In case you missed the quiet rollout, Credit Karma has doubled their free credit score and credit report offerings by adding free Equifax credit scores and reports. Had it not been for the Anthem hack and me logging in to my account to look for suspicious activity on my credit report, I wouldn’t have known the Equifax addition had even happened!
The Equifax report/score is in addition to the free TransUnion credit reports that Credit Karma already offered, free TransUnion credit and home/auto insurance scores, and free credit monitoring, which alerts you in the event of any hard or soft credit inquiry, a new credit account being started, late payment updates, or any updates to your personal information.
This is timely news for those looking to monitor their credit score and history, as well as protect their identity. TransUnion and Equifax are two of the three major credit bureaus in the United States and all credit accounts are reported to them. Previously, the only legit way to get credit reports, for free, was through annualcreditreport.com. That site (set up by the three bureaus) is fine, but it has one big downfall – you can only access one credit report from each bureau per year, for free.
If you want more frequent access or have a concern that comes up, you have to pay for the additional updated report. You also have to pay for credit scores. And credit monitoring. The price of these all adds up.

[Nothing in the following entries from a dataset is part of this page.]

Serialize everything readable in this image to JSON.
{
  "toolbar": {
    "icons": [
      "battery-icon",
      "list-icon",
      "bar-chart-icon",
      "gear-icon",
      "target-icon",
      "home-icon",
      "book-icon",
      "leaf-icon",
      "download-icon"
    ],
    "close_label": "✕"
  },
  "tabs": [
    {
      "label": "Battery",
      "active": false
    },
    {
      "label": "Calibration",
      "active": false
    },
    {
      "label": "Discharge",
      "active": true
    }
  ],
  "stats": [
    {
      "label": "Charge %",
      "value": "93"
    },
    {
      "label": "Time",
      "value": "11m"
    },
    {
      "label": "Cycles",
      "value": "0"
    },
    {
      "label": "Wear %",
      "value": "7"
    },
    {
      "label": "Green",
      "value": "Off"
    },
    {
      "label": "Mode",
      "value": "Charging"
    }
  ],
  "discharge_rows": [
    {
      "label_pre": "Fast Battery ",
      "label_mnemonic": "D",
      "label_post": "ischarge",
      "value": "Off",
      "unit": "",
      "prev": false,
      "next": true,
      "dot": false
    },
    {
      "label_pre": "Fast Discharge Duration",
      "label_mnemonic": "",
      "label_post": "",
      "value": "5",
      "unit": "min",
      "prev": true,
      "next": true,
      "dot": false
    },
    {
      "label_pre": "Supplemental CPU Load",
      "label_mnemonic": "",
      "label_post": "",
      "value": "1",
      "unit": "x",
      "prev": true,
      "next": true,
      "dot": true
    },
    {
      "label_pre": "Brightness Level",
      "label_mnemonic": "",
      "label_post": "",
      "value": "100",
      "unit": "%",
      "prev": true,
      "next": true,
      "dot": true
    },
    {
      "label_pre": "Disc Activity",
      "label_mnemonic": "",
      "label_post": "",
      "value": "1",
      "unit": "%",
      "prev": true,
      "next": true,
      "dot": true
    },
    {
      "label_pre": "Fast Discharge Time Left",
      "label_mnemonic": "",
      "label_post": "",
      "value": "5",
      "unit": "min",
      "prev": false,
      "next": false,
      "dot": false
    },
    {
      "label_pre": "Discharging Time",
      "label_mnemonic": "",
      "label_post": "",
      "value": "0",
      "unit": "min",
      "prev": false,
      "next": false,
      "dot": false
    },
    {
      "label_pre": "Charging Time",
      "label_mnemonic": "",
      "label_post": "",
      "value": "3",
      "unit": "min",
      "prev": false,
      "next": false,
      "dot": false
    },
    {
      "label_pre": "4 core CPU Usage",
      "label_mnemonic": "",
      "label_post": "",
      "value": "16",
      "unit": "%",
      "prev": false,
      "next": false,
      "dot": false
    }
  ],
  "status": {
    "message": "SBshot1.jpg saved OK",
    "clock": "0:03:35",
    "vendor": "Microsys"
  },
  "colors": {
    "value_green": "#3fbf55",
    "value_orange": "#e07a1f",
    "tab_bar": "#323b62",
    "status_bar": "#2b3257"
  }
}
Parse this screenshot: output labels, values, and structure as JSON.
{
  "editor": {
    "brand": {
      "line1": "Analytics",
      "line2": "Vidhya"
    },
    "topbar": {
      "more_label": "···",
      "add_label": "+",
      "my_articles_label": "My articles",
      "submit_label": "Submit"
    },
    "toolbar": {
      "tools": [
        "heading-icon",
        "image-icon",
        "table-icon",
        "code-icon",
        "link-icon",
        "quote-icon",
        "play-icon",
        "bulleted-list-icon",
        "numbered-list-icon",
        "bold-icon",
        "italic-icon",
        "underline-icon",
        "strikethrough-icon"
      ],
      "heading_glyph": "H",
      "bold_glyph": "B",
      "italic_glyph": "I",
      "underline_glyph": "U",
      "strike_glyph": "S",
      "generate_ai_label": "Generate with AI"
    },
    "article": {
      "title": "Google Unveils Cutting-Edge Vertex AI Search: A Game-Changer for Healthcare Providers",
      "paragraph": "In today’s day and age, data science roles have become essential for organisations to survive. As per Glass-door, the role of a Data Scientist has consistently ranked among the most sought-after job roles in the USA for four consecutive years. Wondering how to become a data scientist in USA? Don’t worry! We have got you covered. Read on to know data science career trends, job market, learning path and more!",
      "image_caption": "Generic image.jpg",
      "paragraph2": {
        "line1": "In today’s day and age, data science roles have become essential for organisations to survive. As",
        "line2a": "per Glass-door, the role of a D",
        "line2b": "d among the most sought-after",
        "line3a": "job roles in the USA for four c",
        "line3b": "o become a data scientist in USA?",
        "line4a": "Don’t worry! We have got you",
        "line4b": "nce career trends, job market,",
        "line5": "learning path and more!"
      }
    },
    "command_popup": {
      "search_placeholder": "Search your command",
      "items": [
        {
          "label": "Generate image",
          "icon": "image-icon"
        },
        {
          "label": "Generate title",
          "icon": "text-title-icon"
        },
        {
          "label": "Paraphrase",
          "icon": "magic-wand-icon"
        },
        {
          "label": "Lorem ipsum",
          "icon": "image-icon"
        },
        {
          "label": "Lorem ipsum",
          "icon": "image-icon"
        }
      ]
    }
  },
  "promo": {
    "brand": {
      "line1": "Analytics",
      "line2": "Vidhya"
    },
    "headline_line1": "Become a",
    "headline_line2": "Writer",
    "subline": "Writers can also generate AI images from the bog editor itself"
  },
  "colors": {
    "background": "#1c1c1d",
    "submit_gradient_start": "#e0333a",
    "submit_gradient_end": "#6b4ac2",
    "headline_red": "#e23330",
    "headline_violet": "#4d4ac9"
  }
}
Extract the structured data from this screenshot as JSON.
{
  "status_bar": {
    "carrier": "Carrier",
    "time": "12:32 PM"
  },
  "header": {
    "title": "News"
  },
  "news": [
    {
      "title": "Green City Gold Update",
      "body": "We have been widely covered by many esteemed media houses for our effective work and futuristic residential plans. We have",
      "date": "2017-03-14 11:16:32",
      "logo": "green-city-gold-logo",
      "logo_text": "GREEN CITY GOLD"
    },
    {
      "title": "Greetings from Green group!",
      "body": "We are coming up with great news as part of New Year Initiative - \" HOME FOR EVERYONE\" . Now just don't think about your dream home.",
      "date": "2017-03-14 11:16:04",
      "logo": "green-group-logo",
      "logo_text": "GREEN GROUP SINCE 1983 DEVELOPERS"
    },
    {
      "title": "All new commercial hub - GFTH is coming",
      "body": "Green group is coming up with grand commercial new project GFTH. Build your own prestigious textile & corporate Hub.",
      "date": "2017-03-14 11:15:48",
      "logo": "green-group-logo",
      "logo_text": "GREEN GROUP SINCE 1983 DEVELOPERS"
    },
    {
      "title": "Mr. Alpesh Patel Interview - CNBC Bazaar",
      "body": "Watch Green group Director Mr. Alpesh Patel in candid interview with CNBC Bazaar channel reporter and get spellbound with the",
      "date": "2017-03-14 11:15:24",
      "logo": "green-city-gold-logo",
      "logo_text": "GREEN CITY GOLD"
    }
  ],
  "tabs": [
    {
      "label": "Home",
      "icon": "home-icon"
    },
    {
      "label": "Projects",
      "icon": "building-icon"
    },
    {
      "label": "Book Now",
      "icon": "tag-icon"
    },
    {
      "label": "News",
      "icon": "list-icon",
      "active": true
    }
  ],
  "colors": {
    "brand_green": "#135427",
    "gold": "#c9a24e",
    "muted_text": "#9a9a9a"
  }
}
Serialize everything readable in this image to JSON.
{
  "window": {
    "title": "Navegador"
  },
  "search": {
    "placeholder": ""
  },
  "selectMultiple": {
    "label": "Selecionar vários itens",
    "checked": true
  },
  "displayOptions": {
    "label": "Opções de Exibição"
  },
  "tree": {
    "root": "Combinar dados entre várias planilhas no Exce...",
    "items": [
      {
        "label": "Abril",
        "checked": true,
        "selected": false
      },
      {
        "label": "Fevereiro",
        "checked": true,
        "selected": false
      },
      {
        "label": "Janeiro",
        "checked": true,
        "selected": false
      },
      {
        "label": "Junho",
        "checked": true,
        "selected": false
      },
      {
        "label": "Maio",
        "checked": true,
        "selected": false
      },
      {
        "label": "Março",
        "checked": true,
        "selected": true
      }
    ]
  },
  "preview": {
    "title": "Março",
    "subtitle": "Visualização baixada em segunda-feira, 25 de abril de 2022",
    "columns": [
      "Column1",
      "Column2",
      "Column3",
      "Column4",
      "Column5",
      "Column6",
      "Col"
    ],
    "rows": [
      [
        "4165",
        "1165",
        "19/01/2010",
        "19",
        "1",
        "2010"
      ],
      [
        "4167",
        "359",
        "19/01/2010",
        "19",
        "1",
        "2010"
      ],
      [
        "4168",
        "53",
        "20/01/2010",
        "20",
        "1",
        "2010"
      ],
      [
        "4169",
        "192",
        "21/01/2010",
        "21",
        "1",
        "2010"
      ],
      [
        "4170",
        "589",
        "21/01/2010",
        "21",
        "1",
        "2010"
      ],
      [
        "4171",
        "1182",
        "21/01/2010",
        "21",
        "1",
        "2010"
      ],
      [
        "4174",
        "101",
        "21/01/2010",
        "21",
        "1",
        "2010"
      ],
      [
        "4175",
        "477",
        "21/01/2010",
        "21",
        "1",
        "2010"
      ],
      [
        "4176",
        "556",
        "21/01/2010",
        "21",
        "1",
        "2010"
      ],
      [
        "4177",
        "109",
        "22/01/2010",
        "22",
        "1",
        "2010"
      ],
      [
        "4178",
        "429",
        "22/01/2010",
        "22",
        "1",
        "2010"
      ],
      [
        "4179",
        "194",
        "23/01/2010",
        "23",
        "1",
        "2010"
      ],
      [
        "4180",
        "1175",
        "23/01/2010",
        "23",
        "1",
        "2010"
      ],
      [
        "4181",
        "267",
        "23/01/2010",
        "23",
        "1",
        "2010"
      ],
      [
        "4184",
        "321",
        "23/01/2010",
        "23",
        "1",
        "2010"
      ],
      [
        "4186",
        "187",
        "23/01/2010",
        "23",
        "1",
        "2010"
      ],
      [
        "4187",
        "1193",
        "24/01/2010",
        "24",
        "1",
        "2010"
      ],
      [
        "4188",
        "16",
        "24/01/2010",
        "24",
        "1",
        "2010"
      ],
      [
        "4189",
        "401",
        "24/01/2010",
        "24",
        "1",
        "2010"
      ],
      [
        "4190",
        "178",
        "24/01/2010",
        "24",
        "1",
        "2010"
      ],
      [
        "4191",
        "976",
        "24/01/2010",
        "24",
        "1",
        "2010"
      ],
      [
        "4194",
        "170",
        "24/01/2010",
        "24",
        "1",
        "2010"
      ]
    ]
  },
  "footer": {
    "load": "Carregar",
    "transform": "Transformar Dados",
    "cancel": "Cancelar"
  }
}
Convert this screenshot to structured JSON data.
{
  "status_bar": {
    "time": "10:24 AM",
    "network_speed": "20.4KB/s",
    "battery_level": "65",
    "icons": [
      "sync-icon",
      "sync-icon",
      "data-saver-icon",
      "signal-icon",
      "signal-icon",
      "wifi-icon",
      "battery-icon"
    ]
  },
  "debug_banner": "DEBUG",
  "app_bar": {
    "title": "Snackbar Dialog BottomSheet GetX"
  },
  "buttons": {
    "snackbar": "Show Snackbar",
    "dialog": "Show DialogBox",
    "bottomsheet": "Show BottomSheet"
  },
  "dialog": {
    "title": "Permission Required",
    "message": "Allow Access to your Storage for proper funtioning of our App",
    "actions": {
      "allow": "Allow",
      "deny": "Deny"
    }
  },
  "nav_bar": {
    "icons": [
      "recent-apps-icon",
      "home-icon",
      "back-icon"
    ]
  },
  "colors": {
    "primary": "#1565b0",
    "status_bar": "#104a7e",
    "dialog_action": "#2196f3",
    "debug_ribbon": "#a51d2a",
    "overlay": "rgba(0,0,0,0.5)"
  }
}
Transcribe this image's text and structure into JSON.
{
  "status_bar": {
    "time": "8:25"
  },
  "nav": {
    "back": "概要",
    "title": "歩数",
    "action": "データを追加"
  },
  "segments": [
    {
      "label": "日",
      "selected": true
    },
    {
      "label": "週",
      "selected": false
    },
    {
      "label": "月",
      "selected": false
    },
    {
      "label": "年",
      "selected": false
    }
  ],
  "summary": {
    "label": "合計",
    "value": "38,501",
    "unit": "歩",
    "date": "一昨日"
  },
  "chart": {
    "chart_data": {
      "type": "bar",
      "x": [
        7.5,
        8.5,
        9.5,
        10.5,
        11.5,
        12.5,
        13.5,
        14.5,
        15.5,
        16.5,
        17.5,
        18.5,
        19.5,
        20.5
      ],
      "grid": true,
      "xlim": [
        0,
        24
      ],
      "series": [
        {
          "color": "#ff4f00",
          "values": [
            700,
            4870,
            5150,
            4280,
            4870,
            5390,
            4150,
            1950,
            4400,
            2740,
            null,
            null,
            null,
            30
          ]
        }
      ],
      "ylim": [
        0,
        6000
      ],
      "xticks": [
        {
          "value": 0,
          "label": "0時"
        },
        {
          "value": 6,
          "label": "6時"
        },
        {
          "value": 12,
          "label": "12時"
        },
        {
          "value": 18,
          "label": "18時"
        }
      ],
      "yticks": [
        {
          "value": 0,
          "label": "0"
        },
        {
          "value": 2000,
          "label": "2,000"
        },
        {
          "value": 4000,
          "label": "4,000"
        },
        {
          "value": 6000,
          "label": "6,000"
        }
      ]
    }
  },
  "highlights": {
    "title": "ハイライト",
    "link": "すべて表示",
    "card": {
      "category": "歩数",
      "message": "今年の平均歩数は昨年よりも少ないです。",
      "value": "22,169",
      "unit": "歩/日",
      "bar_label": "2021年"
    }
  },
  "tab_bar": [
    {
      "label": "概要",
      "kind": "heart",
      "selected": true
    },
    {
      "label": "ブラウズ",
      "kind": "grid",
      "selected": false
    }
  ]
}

With Equifax now coming to Credit Karma, you have continuous free access to both updated Equifax and TransUnion reports, which allows you to check in as frequently as you’d like to check for new activity, including new credit inquiries (a big red flag for suspicious activity). No need to tip-toe around when you pull a report and then anxiously wait another 12 months before you can pull another. I believe the TransUnion credit report updates weekly and Equifax monthly, but don’t quote me on that.
With the added free credit score from Equifax, you now have two credit scores to compare with each other. This should give you a strong general sense of where you stand in the eyes of creditors.
Here’s what the new TransUnion and Equifax credit score interface looks like, which can be found as a dropdown under the “My Overview” and then “Score Details”:
Not bad, eh? 😉
If you want to view your credit reports from TransUnion and Equifax, under the same link, you’ll see the option to choose “Credit Report” on the right.
After choosing one of the reports, you’ll have access to a huge amount of data.
If you’re looking for areas of concern for possible identity theft, definitely check out the credit inquiries tab, as well as collections tab. Under “Accounts”, look to see what your balances are and if any are outsized.
Additionally, you’ll find plenty of data on account activity that you can take action on, including any open accounts that you thought were closed.
I’m hearing that Equifax is not quite rolled out to every customer just yet, so if you don’t see it live in your Credit Karma account, hang tight for a bit.
For more on Credit Karma – check out my Credit Karma review which goes into a lot more detail – it’s updated and I’ve been a happy member for the last 6 years.